December 9, 1721|
St. Stephens Parish, Northumberland County, Virginia
Washington District, North Carolina
|Known for||being the first permanent settler in Tennessee|
|Title||Commissioner, Washington District, North Carolina|
|Spouse(s)||Lydia Russell (1726–1788)|
William Bean was born December 9, 1721 in St. Stephens Parish, Northumberland County, Virginia. In 1741 he married Lydia Russell (b. September 29, 1726). They were to become the future Tennessee area's first permanent European-American settlers; William was of Scottish descent and Lydia was of English descent.
Bean was an associate of Daniel Boone's and a fellow longhunter. In 1769, he built a cabin close to the junction of Boone's Creek and Watauga Creek, near what is today Johnson City, Tennessee. It is said[by whom?] that either Bean visited the site with Boone, or Boone and a friend, Richard Callaway, when exploring as agents for Richard Henderson, a land speculator who later played an important role in the early settlement of Tennessee.
Later that year, the first child of permanent European-American settlers born in Tennessee, Russell Bean, was born there.
After its formation in 1776, Bean was named a Commissioner of North Carolina's Washington District.
- Larry Kraus. "Children of William Bean (c 1700 – 1780) | William Bean I Genealogy". larkcom.us. Retrieved 2015-05-14.
- Grady, J.A. (1973). William Bean, Pioneer of Tennessee, and His Descendants. Grady. Retrieved 2015-05-14.
- Ramsey, The Annals of Tennessee, 66-69.
- Hamer, Tennessee: A History, 64.
- "William Bean's Cabin - 1A5 | Tennessee Historical sign". waymarking.com.
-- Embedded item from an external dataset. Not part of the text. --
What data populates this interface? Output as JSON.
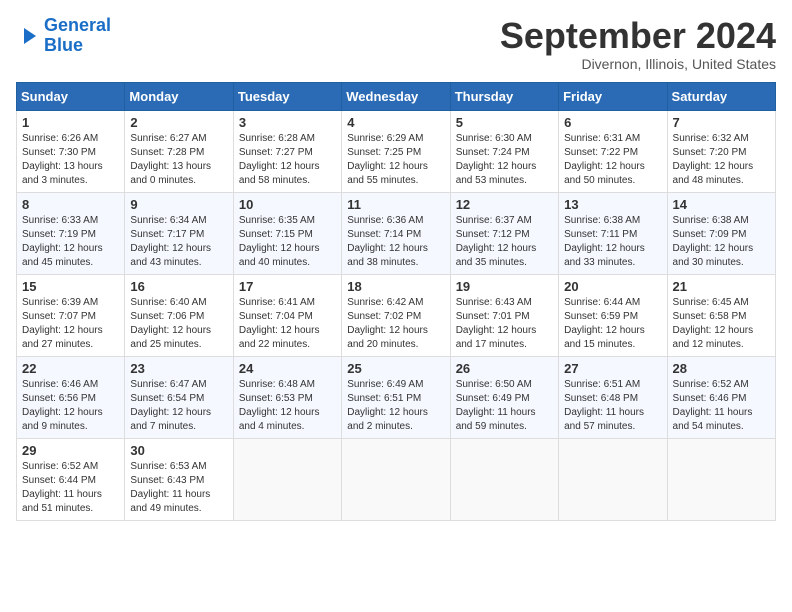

Retrieved 2015-05-14.
- Bean Station history
- Carolyn Sakowski; Touring the East Tennessee Backroads; J.F. Blair, pub.; Winston-Salem, N.C.; 1993; pp. 86–87.